Certainly I am not suggesting that Christians ought to neglect other texts to focus on the introductions and closings of the epistles, nor do I suppose that we can found any great theologies on closer examinations of these texts. We can, however, afford to them the same respect which is afforded to the rest of Scripture and read them with the same theological presuppositions (whatever those happen to be for the reader). Paul is certainly not intending to combat Arianism in Titus 1:1, but that does not mean that his dual reference to God and Jesus does not have theological implications. And what does it mean to be a “servant” and an “apostle” for the faith of others? Is there truth which is according to godliness and how is it distinct from other truth? These are some questions, among countless others, which should be addressed by the minds of the faithful in ways not so unlike John tries to address them here.

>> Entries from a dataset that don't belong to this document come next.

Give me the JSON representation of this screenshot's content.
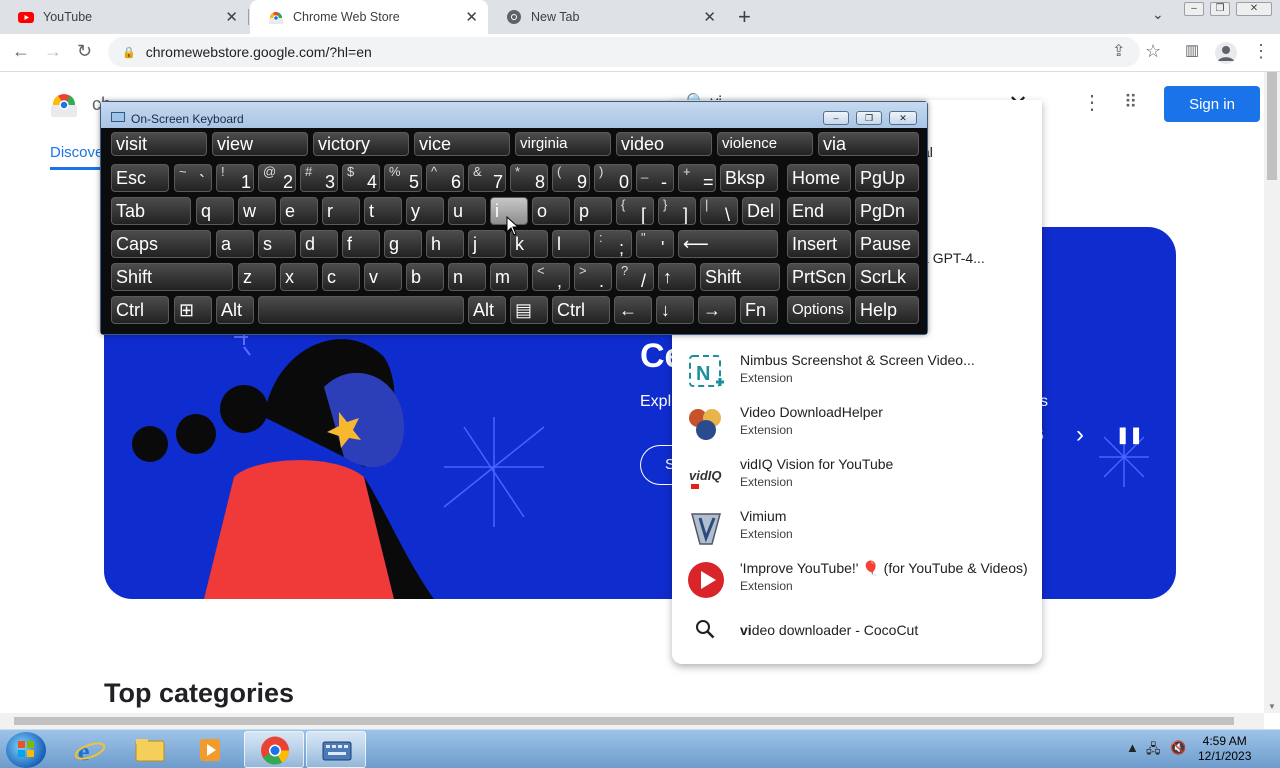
{
  "browser": {
    "tabs": [
      {
        "title": "YouTube",
        "icon": "youtube-icon"
      },
      {
        "title": "Chrome Web Store",
        "icon": "chrome-web-store-icon"
      },
      {
        "title": "New Tab",
        "icon": "chrome-icon"
      }
    ],
    "address": "chromewebstore.google.com/?hl=en"
  },
  "page": {
    "store_name_fragment": "ch",
    "search_query_fragment": "vi",
    "discover_tab": "Discove",
    "sign_in": "Sign in",
    "top_categories": "Top categories",
    "banner": {
      "title_fragment": "Ce",
      "subtitle_fragment": "Expl",
      "subtitle_tail": "s",
      "button_fragment": "S",
      "counter_fragment": "5"
    }
  },
  "dropdown": {
    "partial_fragments": [
      {
        "text": "al"
      },
      {
        "text": "on & GPT-4..."
      }
    ],
    "items": [
      {
        "title": "Nimbus Screenshot & Screen Video...",
        "subtitle": "Extension",
        "icon": "nimbus-icon"
      },
      {
        "title": "Video DownloadHelper",
        "subtitle": "Extension",
        "icon": "video-downloadhelper-icon"
      },
      {
        "title": "vidIQ Vision for YouTube",
        "subtitle": "Extension",
        "icon": "vidiq-icon"
      },
      {
        "title": "Vimium",
        "subtitle": "Extension",
        "icon": "vimium-icon"
      },
      {
        "title": "'Improve YouTube!' 🎈 (for YouTube & Videos)",
        "subtitle": "Extension",
        "icon": "improve-youtube-icon"
      }
    ],
    "suggestion": {
      "bold": "vi",
      "rest": "deo downloader - CocoCut"
    }
  },
  "osk": {
    "title": "On-Screen Keyboard",
    "predictions": [
      "visit",
      "view",
      "victory",
      "vice",
      "virginia",
      "video",
      "violence",
      "via"
    ],
    "rows": [
      [
        {
          "l": "Esc"
        },
        {
          "s": "~",
          "m": "`"
        },
        {
          "s": "!",
          "m": "1"
        },
        {
          "s": "@",
          "m": "2"
        },
        {
          "s": "#",
          "m": "3"
        },
        {
          "s": "$",
          "m": "4"
        },
        {
          "s": "%",
          "m": "5"
        },
        {
          "s": "^",
          "m": "6"
        },
        {
          "s": "&",
          "m": "7"
        },
        {
          "s": "*",
          "m": "8"
        },
        {
          "s": "(",
          "m": "9"
        },
        {
          "s": ")",
          "m": "0"
        },
        {
          "s": "_",
          "m": "-"
        },
        {
          "s": "+",
          "m": "="
        },
        {
          "l": "Bksp"
        },
        {
          "l": "Home"
        },
        {
          "l": "PgUp"
        }
      ],
      [
        {
          "l": "Tab"
        },
        {
          "l": "q"
        },
        {
          "l": "w"
        },
        {
          "l": "e"
        },
        {
          "l": "r"
        },
        {
          "l": "t"
        },
        {
          "l": "y"
        },
        {
          "l": "u"
        },
        {
          "l": "i"
        },
        {
          "l": "o"
        },
        {
          "l": "p"
        },
        {
          "s": "{",
          "m": "["
        },
        {
          "s": "}",
          "m": "]"
        },
        {
          "s": "|",
          "m": "\\"
        },
        {
          "l": "Del"
        },
        {
          "l": "End"
        },
        {
          "l": "PgDn"
        }
      ],
      [
        {
          "l": "Caps"
        },
        {
          "l": "a"
        },
        {
          "l": "s"
        },
        {
          "l": "d"
        },
        {
          "l": "f"
        },
        {
          "l": "g"
        },
        {
          "l": "h"
        },
        {
          "l": "j"
        },
        {
          "l": "k"
        },
        {
          "l": "l"
        },
        {
          "s": ":",
          "m": ";"
        },
        {
          "s": "\"",
          "m": "'"
        },
        {
          "l": "⟵"
        },
        {
          "l": "Insert"
        },
        {
          "l": "Pause"
        }
      ],
      [
        {
          "l": "Shift"
        },
        {
          "l": "z"
        },
        {
          "l": "x"
        },
        {
          "l": "c"
        },
        {
          "l": "v"
        },
        {
          "l": "b"
        },
        {
          "l": "n"
        },
        {
          "l": "m"
        },
        {
          "s": "<",
          "m": ","
        },
        {
          "s": ">",
          "m": "."
        },
        {
          "s": "?",
          "m": "/"
        },
        {
          "l": "↑"
        },
        {
          "l": "Shift"
        },
        {
          "l": "PrtScn"
        },
        {
          "l": "ScrLk"
        }
      ],
      [
        {
          "l": "Ctrl"
        },
        {
          "l": "⊞"
        },
        {
          "l": "Alt"
        },
        {
          "l": ""
        },
        {
          "l": "Alt"
        },
        {
          "l": "▤"
        },
        {
          "l": "Ctrl"
        },
        {
          "l": "←"
        },
        {
          "l": "↓"
        },
        {
          "l": "→"
        },
        {
          "l": "Fn"
        },
        {
          "l": "Options"
        },
        {
          "l": "Help"
        }
      ]
    ],
    "highlighted_key": "i"
  },
  "taskbar": {
    "time": "4:59 AM",
    "date": "12/1/2023"
  }
}
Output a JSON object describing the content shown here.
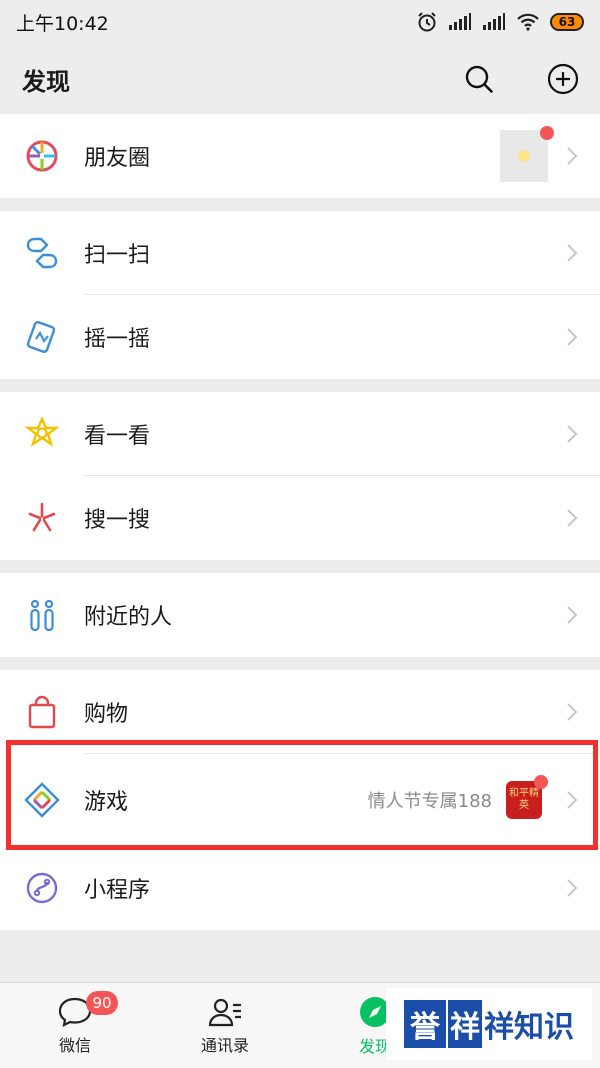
{
  "status": {
    "time": "上午10:42",
    "battery": "63"
  },
  "header": {
    "title": "发现"
  },
  "rows": {
    "moments": {
      "label": "朋友圈"
    },
    "scan": {
      "label": "扫一扫"
    },
    "shake": {
      "label": "摇一摇"
    },
    "top_stories": {
      "label": "看一看"
    },
    "search": {
      "label": "搜一搜"
    },
    "nearby": {
      "label": "附近的人"
    },
    "shopping": {
      "label": "购物"
    },
    "games": {
      "label": "游戏",
      "subtitle": "情人节专属188",
      "thumb_text": "和平精英"
    },
    "mini_programs": {
      "label": "小程序"
    }
  },
  "tabs": [
    {
      "label": "微信",
      "badge": "90"
    },
    {
      "label": "通讯录"
    },
    {
      "label": "发现"
    }
  ],
  "watermark": {
    "part1": "誉",
    "part2": "祥",
    "part3": "祥知识"
  },
  "colors": {
    "accent": "#07c160",
    "badge": "#f25656",
    "highlight": "#f32f2f"
  }
}
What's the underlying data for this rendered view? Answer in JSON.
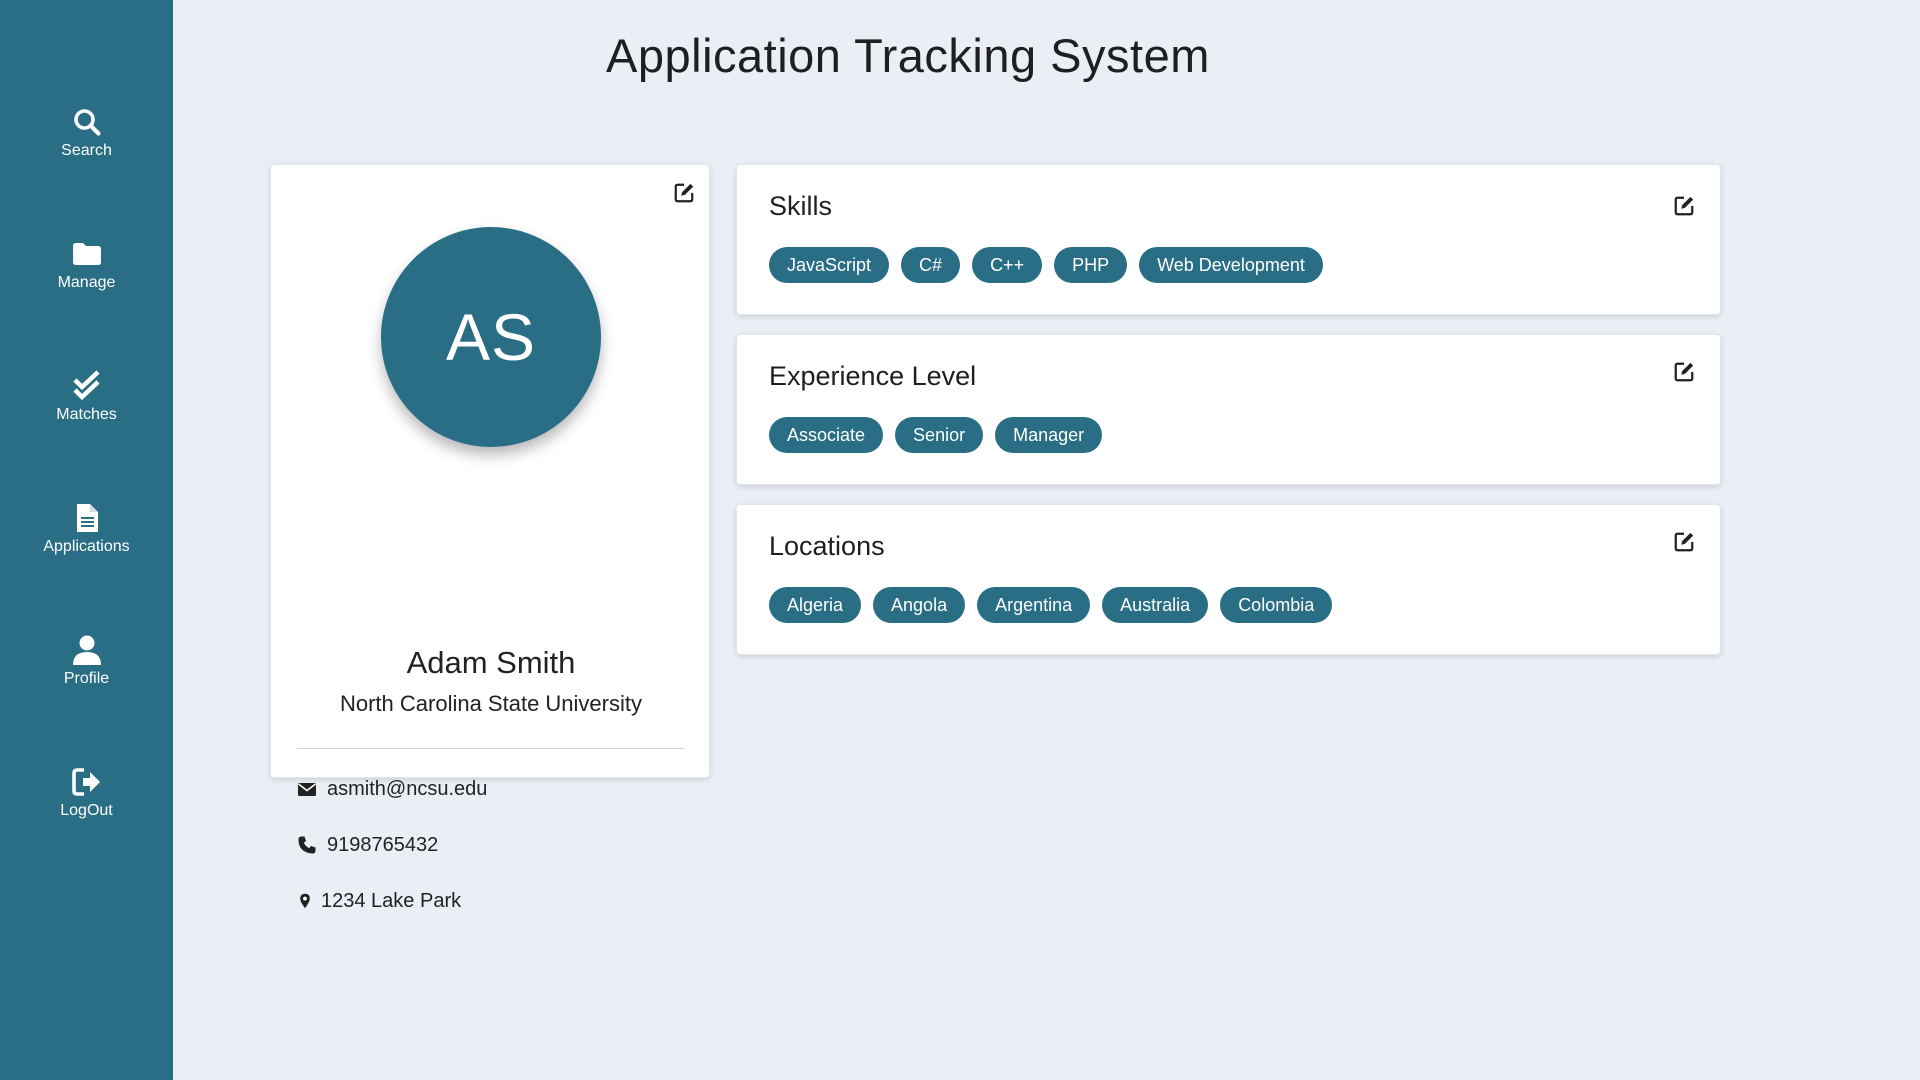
{
  "app": {
    "title": "Application Tracking System"
  },
  "nav": {
    "items": [
      {
        "label": "Search",
        "icon": "search-icon"
      },
      {
        "label": "Manage",
        "icon": "folder-icon"
      },
      {
        "label": "Matches",
        "icon": "double-check-icon"
      },
      {
        "label": "Applications",
        "icon": "document-icon"
      },
      {
        "label": "Profile",
        "icon": "user-icon"
      },
      {
        "label": "LogOut",
        "icon": "sign-out-icon"
      }
    ]
  },
  "profile": {
    "initials": "AS",
    "name": "Adam Smith",
    "university": "North Carolina State University",
    "email": "asmith@ncsu.edu",
    "phone": "9198765432",
    "address": "1234 Lake Park"
  },
  "sections": [
    {
      "title": "Skills",
      "tags": [
        "JavaScript",
        "C#",
        "C++",
        "PHP",
        "Web Development"
      ]
    },
    {
      "title": "Experience Level",
      "tags": [
        "Associate",
        "Senior",
        "Manager"
      ]
    },
    {
      "title": "Locations",
      "tags": [
        "Algeria",
        "Angola",
        "Argentina",
        "Australia",
        "Colombia"
      ]
    }
  ],
  "colors": {
    "accent": "#296e85",
    "background": "#eaeef5",
    "card": "#ffffff"
  }
}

“By grace through faith” should not be treated as more inspired than “God who cannot lie.”